While such “recycling” (to use the more benign term) is clearly an indispensable part of the shipping industry, it has come under fire over the past 15 years or so due to deplorable and unsafe conditions for workers and unsustainable, damaging environmental practices which often occur in countries such as India, Pakistan, Bangladesh - the major ship breaking centres where most large vessels are sent to be scrapped as cheaply as possible in order to maximise on the value of steel and other materials which can be used or sold. While there are many operations which offer a safer and more regulated, environmentally friendly approach, the cost of scrapping using these “greener” facilities will invariably be more expensive due to the infrastructure which has been put in place (a contained dry dock facility is a lot more expensive to establish and maintain than a tidal beach in India).

In this context, the International Maritime Organisation in 2009 signed off the Hong Kong Convention on the Safe and Environmentally Sound Recycling of Ships. The Convention aims to ensure that ships being recycled at the end of their operational lives do not pose an unnecessary risk to human health and safety or the environment and in this regard places certain obligations on the flag state. Nearly seven years on and only a handful of countries have in fact ratified the convention, including Norway and France and, more recently, Denmark and Panama. Panama’s accession to the Convention is noteworthy given that it is currently the world’s largest and most popular flag state for registration of vessels. The Convention will only come into operation once it has been ratified by fifteen countries and, while not there yet, the general consensus is that it represents the future of global minimum standards for ship recycling. Ship owners are also facing greater social pressure to ensure that their tonnage is scrapped in a sustainable manner.

In a talk presented by Dr Henrietta van Niekerk at the Durban Maritime Summit held earlier this year, she warned that South Africa should be cautious in viewing the development of the local shipbuilding industry as an economic game changer under the auspices of the Government’s “Operation Phakisa” initiative. Dr Van Niekerk is director and head of dry bulk analysis for leading shipping services group, Clarksons, and cited the prevailing weak shipping market conditions and the problem of oversupply in vessel capacity as being inimical to a positive outcome for growing a local shipbuilding industry. As an alternative, it was suggested that opportunities (although admittedly “drastic”) might exist in the development of infrastructure for the scrapping or demolishing of ships in South Africa, which enjoys a favourable strategic location on a number of shipping routes. The Department of Transport has in fact considered this possibility in its South African Maritime Transport Sector Study dated 27 July 2011. While recognising health and environmental issues associated with the scrapping of large vessels as being the main disadvantage, it was proposed that green ship recycling be introduced into the South African economy in a manner that will assure compliance with the Hong Kong Convention. The Port of Ngqura was identified as a possible location for such a facility and the theory is that as the world (and ship owners) moves toward a global standard for scrapping, compliant ship recycling facilities will be in great demand.
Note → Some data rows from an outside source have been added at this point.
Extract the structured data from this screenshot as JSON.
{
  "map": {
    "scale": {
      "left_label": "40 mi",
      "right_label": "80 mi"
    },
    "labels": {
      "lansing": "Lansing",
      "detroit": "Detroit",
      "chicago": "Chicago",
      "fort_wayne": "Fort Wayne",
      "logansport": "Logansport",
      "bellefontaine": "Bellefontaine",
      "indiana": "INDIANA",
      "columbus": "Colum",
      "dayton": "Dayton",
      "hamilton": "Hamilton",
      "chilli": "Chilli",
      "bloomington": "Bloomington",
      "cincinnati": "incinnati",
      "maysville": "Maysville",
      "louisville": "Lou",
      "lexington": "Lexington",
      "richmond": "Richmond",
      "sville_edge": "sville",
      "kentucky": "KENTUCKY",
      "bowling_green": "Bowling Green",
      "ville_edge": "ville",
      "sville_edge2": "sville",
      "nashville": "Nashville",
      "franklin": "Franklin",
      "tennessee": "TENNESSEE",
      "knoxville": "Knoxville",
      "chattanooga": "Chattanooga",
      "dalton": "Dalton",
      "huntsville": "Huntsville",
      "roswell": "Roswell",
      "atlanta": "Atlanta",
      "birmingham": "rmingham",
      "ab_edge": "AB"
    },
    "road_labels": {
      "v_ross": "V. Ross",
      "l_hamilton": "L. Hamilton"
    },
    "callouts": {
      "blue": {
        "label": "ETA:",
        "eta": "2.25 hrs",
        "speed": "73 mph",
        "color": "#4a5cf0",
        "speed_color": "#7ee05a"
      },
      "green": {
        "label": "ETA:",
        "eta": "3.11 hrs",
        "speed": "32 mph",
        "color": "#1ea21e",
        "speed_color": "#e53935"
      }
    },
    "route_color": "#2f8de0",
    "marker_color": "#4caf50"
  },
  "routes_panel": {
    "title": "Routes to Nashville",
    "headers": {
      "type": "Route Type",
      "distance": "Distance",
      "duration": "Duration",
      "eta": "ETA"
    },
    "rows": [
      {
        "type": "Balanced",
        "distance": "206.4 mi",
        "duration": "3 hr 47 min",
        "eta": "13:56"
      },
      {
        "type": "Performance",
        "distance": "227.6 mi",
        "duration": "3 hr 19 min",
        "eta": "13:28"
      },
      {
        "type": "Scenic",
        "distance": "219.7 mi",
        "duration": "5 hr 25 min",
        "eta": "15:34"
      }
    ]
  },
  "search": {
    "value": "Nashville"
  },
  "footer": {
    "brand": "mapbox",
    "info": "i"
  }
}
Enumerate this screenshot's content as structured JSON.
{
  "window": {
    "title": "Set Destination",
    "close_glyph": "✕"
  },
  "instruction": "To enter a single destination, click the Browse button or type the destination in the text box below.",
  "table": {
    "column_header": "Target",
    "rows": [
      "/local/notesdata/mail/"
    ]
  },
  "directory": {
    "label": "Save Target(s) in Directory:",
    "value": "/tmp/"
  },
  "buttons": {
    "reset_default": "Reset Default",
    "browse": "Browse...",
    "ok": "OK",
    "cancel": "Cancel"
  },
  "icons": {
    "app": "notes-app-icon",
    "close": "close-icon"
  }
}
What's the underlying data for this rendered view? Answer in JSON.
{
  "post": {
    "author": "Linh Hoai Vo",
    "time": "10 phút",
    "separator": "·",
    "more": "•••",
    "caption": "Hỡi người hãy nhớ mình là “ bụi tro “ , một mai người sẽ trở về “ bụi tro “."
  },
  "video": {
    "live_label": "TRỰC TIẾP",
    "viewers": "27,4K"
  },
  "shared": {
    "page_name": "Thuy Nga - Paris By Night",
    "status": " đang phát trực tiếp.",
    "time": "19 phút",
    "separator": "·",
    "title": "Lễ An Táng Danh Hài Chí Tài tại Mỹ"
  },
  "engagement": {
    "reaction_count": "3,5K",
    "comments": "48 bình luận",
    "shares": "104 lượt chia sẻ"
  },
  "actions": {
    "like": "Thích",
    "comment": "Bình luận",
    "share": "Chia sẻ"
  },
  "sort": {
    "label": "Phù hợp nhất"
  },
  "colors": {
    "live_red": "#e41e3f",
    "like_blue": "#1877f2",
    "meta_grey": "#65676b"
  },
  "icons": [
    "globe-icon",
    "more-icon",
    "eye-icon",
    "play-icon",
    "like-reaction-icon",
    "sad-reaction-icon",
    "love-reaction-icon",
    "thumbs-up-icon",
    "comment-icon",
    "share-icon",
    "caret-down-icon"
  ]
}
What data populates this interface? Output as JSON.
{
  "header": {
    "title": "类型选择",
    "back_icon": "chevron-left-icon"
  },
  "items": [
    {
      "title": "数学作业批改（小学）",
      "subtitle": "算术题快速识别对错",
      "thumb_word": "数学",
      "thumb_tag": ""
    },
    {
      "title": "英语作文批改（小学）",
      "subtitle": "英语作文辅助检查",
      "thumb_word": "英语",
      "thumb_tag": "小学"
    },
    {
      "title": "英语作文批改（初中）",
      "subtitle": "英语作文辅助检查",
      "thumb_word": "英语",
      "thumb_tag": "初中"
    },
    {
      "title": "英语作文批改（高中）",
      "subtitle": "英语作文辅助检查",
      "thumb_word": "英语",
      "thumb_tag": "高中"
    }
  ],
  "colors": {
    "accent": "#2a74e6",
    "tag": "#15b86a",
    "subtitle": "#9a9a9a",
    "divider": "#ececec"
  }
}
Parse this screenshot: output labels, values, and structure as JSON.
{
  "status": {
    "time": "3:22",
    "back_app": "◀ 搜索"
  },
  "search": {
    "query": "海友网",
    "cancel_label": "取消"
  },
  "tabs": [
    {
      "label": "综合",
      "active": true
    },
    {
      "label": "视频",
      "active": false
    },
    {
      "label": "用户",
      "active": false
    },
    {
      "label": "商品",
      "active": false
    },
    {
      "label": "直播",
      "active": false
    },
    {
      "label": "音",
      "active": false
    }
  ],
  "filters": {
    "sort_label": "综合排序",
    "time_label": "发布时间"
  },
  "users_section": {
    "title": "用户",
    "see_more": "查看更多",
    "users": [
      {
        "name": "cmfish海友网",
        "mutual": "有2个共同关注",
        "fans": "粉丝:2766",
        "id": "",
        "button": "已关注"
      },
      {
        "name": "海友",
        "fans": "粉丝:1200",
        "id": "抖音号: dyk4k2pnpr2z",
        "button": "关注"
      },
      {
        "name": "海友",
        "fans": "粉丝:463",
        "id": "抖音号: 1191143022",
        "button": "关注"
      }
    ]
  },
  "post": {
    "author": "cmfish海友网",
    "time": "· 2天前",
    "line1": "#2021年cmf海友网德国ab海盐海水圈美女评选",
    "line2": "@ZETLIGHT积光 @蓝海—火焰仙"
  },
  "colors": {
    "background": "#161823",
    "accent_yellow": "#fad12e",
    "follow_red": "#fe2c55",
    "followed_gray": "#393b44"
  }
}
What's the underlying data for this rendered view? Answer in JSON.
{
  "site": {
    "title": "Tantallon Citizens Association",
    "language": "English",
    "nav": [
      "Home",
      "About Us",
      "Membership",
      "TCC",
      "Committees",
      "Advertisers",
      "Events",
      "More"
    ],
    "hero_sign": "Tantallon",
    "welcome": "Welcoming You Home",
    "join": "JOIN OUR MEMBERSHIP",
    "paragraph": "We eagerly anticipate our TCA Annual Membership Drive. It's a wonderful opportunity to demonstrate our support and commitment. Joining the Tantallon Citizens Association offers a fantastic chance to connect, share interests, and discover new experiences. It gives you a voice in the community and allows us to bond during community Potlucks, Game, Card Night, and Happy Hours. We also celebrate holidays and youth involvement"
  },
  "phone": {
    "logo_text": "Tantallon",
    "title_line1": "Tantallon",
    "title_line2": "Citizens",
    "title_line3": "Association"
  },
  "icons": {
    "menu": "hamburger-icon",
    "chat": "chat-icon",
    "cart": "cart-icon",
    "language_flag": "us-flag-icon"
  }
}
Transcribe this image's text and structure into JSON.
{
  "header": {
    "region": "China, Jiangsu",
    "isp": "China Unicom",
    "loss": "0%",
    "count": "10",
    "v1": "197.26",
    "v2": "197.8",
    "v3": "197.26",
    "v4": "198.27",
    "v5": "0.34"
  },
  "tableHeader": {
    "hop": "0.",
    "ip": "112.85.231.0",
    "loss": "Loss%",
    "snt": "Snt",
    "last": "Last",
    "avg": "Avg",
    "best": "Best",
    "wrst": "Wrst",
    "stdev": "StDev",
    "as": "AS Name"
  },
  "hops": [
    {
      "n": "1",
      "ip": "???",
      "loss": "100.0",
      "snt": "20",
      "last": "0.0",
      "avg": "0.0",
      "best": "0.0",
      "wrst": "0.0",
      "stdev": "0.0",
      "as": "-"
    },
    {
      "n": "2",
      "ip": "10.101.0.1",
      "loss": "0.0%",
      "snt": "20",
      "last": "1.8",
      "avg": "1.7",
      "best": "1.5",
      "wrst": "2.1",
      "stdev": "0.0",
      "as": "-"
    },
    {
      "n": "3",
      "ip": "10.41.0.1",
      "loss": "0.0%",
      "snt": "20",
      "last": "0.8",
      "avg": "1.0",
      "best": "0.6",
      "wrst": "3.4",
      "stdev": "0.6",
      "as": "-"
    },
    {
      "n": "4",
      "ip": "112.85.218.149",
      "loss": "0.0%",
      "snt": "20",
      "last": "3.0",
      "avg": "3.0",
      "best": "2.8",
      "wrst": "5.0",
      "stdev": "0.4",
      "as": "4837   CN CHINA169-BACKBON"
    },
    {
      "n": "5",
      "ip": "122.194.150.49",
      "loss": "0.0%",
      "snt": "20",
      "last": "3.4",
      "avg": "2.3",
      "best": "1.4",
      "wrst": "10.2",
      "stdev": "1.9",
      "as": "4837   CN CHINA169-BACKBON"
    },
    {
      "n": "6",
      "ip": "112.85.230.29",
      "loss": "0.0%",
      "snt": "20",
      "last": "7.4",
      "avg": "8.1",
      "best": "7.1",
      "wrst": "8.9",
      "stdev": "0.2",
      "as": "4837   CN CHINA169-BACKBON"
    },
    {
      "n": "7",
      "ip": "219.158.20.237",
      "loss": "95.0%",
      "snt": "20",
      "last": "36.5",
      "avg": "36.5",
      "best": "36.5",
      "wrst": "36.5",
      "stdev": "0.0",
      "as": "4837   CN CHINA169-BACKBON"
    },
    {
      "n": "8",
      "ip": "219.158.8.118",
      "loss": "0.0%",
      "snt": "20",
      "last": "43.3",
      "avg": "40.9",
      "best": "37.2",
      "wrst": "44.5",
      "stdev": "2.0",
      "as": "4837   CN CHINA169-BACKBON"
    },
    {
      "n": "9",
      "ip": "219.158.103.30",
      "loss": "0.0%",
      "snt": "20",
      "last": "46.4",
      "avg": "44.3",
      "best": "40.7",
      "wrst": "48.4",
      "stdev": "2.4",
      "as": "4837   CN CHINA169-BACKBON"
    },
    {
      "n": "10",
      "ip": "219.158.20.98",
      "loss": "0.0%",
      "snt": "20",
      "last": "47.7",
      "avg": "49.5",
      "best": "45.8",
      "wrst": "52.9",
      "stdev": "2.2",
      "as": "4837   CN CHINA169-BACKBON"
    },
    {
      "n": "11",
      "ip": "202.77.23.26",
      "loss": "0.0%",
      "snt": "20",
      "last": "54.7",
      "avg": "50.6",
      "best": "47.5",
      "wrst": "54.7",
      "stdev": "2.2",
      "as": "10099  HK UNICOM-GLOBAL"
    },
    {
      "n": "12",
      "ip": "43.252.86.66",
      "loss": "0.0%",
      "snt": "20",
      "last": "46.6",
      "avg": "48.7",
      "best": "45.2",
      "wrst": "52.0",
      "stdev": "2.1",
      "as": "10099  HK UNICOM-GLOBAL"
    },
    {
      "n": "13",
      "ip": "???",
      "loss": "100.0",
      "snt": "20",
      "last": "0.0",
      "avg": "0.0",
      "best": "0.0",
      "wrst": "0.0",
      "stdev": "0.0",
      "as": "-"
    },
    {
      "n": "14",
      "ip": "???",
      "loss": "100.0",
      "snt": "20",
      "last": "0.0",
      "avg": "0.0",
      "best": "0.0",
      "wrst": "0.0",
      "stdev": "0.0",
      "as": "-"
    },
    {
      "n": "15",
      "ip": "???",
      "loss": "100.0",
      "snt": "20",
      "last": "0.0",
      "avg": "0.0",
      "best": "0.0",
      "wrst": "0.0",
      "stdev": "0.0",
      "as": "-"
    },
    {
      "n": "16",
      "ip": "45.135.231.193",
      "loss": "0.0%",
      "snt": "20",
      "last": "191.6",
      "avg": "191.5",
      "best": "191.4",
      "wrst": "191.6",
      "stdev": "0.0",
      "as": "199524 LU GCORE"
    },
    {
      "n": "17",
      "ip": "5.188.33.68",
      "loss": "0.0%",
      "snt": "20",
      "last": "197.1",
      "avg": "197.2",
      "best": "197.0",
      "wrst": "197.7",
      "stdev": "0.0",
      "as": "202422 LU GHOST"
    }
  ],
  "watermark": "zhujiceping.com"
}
Such an approach could indeed offer many economic benefits in the years to come. Given that ship dismantling is hugely work-intensive, it certainly offers significant opportunities for job creation as well as for international trade in recycled materials. There are, however, a number of hurdles which would need to be overcome before this could become a reality, starting with the existing regulatory environment. For example, ship breaking is currently not permitted by Transnet in any South African ports and finding another possible site would be problematic in terms of existing environmental and coastal management legislation. It would obviously also be desirable for Government to ratify the Hong Kong Convention as soon as possible.

* This article is by Nicola Nel, associate in our Shipping and Logistics department and first appeared in the Sunday Tribune.